Guterres said, “It is time to put a price on carbon, stop building new coal power plants, phase out coal in OECD countries by 2030, and everywhere else by 2040, phase out fossil fuel finance, starting with the overseas financing of coal, end subsidies to fossil fuels, shift the tax burden from income to carbon, from taxpayers to polluters, make climate-related financial risk disclosures mandatory, integrate carbon neutrality into all economic and fiscal policies and decisions, and finally promote, fund and implement just transition plans.”
He welcomed today’s “new momentum in the global fight for racial justice. Racial inequality still permeates institutions, social structures and everyday life.” He added, “We must all stand up against the surge of neo-Nazism and white supremacy. The United Nations will never veer from its commitment to fight racism and discrimination. There is no place for racism within our Organization – and we will continue our work to root it out.”
The Secretary-General said COVID-19 has brought to light what is too often invisible, and that is that women are the essential workers keeping people and communities alive. He said women have suffered higher job losses, and been pushed into poverty at higher numbers As a result of the pandemic, which has also sparked a parallel epidemic of gender-based violence, from violence in the home and online, to increased child marriage and sexual exploitation.
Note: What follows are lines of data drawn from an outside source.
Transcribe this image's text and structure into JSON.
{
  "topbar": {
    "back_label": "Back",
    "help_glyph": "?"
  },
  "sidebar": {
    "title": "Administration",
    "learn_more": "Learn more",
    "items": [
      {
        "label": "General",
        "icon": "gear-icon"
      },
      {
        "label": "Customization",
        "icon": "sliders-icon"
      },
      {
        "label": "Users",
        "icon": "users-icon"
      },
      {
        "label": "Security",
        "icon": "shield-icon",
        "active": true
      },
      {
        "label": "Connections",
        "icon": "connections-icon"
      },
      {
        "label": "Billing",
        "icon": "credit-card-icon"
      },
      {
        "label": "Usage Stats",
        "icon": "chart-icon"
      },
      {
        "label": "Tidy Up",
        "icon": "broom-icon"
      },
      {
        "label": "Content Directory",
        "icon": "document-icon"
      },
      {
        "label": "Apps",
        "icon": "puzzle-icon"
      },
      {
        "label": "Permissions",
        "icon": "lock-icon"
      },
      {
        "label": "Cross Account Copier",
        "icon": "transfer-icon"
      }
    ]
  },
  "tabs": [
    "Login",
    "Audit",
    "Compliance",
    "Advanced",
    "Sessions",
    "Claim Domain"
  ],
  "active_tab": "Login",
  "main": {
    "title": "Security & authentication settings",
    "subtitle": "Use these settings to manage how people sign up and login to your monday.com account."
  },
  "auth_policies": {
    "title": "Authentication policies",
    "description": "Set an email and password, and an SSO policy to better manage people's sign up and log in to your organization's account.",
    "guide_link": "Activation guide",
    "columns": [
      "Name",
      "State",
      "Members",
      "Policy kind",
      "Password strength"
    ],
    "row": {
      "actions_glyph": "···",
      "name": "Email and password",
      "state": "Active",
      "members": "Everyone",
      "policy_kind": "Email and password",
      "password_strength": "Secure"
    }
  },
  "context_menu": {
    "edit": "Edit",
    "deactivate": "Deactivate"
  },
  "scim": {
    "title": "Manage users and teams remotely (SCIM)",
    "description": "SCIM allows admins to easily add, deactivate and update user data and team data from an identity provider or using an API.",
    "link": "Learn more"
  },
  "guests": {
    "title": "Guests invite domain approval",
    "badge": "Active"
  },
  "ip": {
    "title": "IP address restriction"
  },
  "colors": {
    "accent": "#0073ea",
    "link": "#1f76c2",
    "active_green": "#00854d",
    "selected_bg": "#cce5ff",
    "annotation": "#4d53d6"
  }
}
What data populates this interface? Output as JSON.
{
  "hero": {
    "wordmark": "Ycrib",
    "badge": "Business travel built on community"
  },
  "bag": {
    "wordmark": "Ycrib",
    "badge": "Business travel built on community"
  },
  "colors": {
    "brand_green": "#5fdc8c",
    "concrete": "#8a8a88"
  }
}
He said women’s equal leadership and representation is the game changer the world needs. It is time to take greater, targeted measures to overcome the approaches and attitudes that deny women their rights, he added.